5: Hotel Juticalpa
Hotel Juticalpa is a lot like I imagine Hotel California to be: maybe 10 rooms surrounding a courtyard, complete with beaten cots, blood-stained sheets and a communal bucket for showering. The owners were great and offered full hotel security by guarding the entrance with a fully loaded machine gun…as they are asleep on the couch watching some Latin soap opera. But really, I would go back there and even recommend it to you…I like cheap and don’t expect luxury.
We unloaded our packs, now introduced ourselves as brother and sister since the Saved Christian from New York marked us sinners for traveling together and were in search for a place to eat. Anywhere we go, we look for Balleadas: flour tortillas filled with mashed black beans, sour cream-like stuff, and avocados for an added cost. They are divine, I promise! Every restaurant we went into either used to sell them, had never heard of them or were out of the ingredients. Our last stop, at the point of a dire need for food, was May’s Cafï¿½.
May was behind the counter and told us she could make us balleadas but happened to be out of tortillas and avocados.
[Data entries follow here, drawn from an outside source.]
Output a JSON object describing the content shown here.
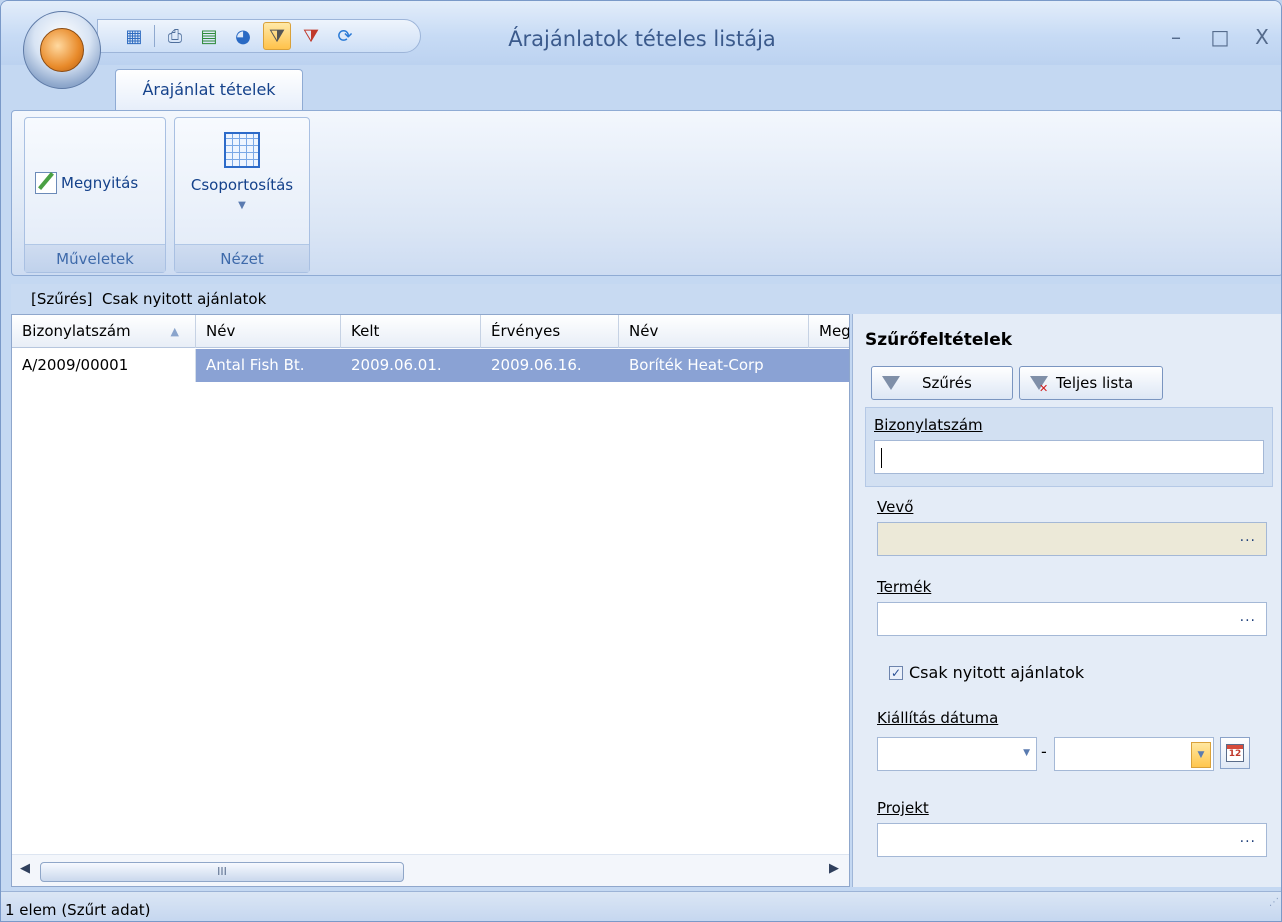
{
  "window": {
    "title": "Árajánlatok tételes listája",
    "controls": {
      "minimize": "–",
      "maximize": "□",
      "close": "X"
    }
  },
  "quick_access": [
    {
      "icon": "grid-check-icon",
      "glyph": "▦"
    },
    {
      "icon": "print-icon",
      "glyph": "⎙"
    },
    {
      "icon": "excel-icon",
      "glyph": "▤"
    },
    {
      "icon": "pie-chart-icon",
      "glyph": "◕"
    },
    {
      "icon": "filter-icon",
      "glyph": "⧩"
    },
    {
      "icon": "clear-filter-icon",
      "glyph": "⧩"
    },
    {
      "icon": "refresh-icon",
      "glyph": "⟳"
    }
  ],
  "ribbon": {
    "tab": "Árajánlat tételek",
    "groups": [
      {
        "label": "Műveletek",
        "button": "Megnyitás"
      },
      {
        "label": "Nézet",
        "button": "Csoportosítás"
      }
    ]
  },
  "filter_caption": "[Szűrés]  Csak nyitott ajánlatok",
  "grid": {
    "columns": [
      "Bizonylatszám",
      "Név",
      "Kelt",
      "Érvényes",
      "Név",
      "Meg"
    ],
    "rows": [
      [
        "A/2009/00001",
        "Antal Fish Bt.",
        "2009.06.01.",
        "2009.06.16.",
        "Boríték Heat-Corp",
        ""
      ]
    ],
    "scroll_thumb": "III",
    "sorted_by": "Bizonylatszám"
  },
  "filters": {
    "title": "Szűrőfeltételek",
    "filter_button": "Szűrés",
    "full_list_button": "Teljes lista",
    "doc_number": {
      "label": "Bizonylatszám",
      "value": ""
    },
    "customer": {
      "label": "Vevő",
      "value": "",
      "browse": "..."
    },
    "product": {
      "label": "Termék",
      "value": "",
      "browse": "..."
    },
    "open_only": {
      "label": "Csak nyitott ajánlatok",
      "checked": true
    },
    "issue_date": {
      "label": "Kiállítás dátuma",
      "separator": "-",
      "from": "",
      "to": ""
    },
    "project": {
      "label": "Projekt",
      "value": "",
      "browse": "..."
    }
  },
  "status": "1 elem (Szűrt adat)",
  "colors": {
    "selection": "#8aa2d4",
    "ribbon_text": "#15428b",
    "title_text": "#3b5a8c"
  }
}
Mashed beans and sour cream just wasn’t going to suffice so Juice and I quickly went to the market and stocked up on the missing ingredients. We went back to May and told her that we needed balleadas. She laughed, slapped the beans onto our tortillas and charged us some 50 cents for labor. Needless to say, we went back to her the next night with a pineapple she was willing to peel and cut – as well as balleada ingredients as needed. Tip included.
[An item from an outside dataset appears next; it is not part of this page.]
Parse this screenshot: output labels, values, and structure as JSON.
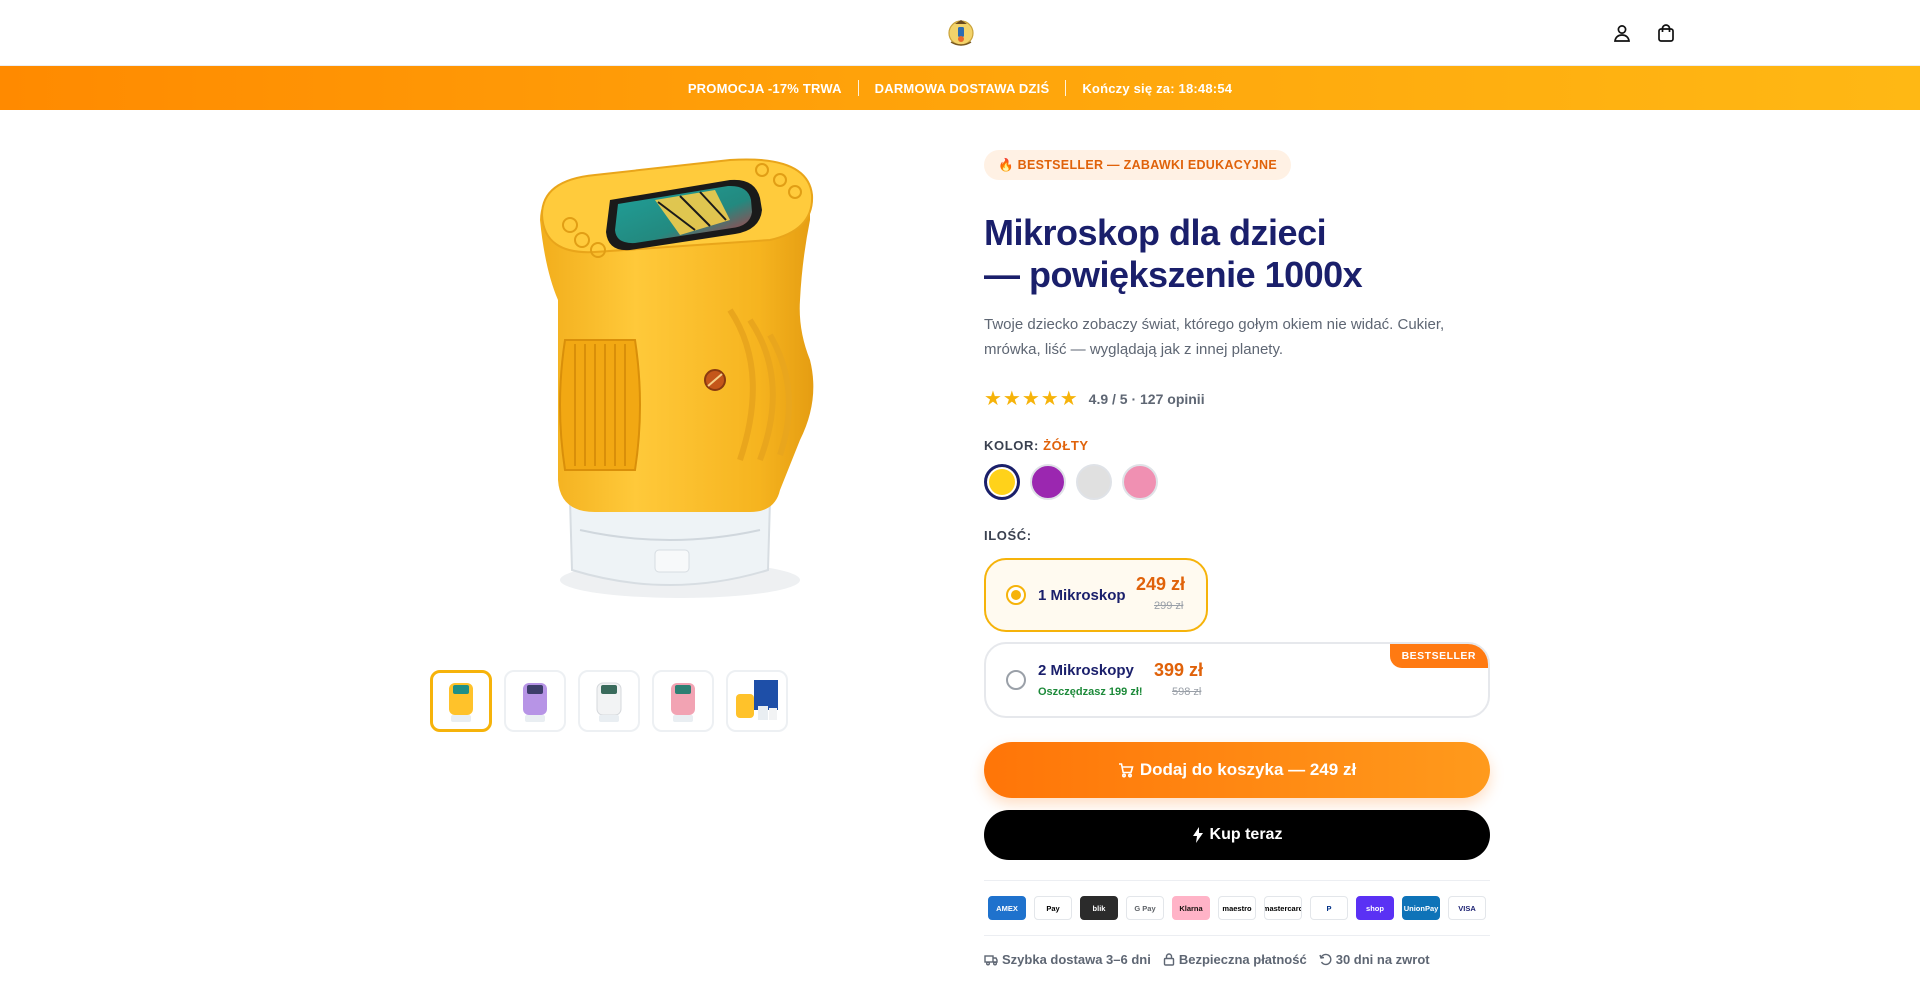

That night on the town we met a man named Fransisco who worked for OFORE, a forest protection agency. (Find him in a local car mechanic garage) He knew two guias who could take us on a 2-4 day trip through a protected forest – called Sierra de Agalta. We woke up the next morning at 4am to catch the bus to Gualaco, where we found Ramon, the recommended guia, currently suffering from a serious hangover, evident in the lack of clothes he answered the door in as well as the three empty vodka bottles tossed between a pile of laundry in his living room floor. I didn’t trust the guy – not for a trek through jaguar infested bush, at least – and we opted for option B: a hike to caves a little outside of Gualaco, in Jicalape. Five hours later, after getting lost in the cow pastures, we found the caves. Bring a swimming suit and head lamp. The top caves are dry and extremely tight and dark. The main cave is bottomless, filled with ice water. If you can find your way, which we certainly couldn’t, they are on the to-do list.
I was more thirsty than I have ever been in my entire life: and this is where I get E-coli. The Safe Water filter bottles are great but heed the warning on the back: only filters 99.9% bacteria. Fact! We found a pulperia and each bought an “orange juice” and pineapple juice and headed for a little restaurant to use the bathroom. I soon find out that it was a men’s bar…the only toilet being a urinal. We ordered our liquados (milk shakes) and quickly left. (We really were thirsty!)
And this is how our Juticalpa/Gualaco/Jicalape adventure ends…no more buses are expected to come until Monday. The only hotel in the town is closed and Southbound traffic is hard to come by, if not non-existent. We wait at the bus station forever until our newfound police officer friend informs us of our hopeless situation. Stay overnight or jolong back to Juticalpa, he tells us. We were exhausted. I just wanted my Hotel Juticalpa. Our friend stood in the middle of the street, ready to stop any passing car with his loaded weapon – and he did! Hours later, a truck was, and “his friends”, us, hopped into the truck bed. We slipped some limpiras into the cab and Juticalpa welcomed us.
We got our ice cream fix at KOBS and fell asleep.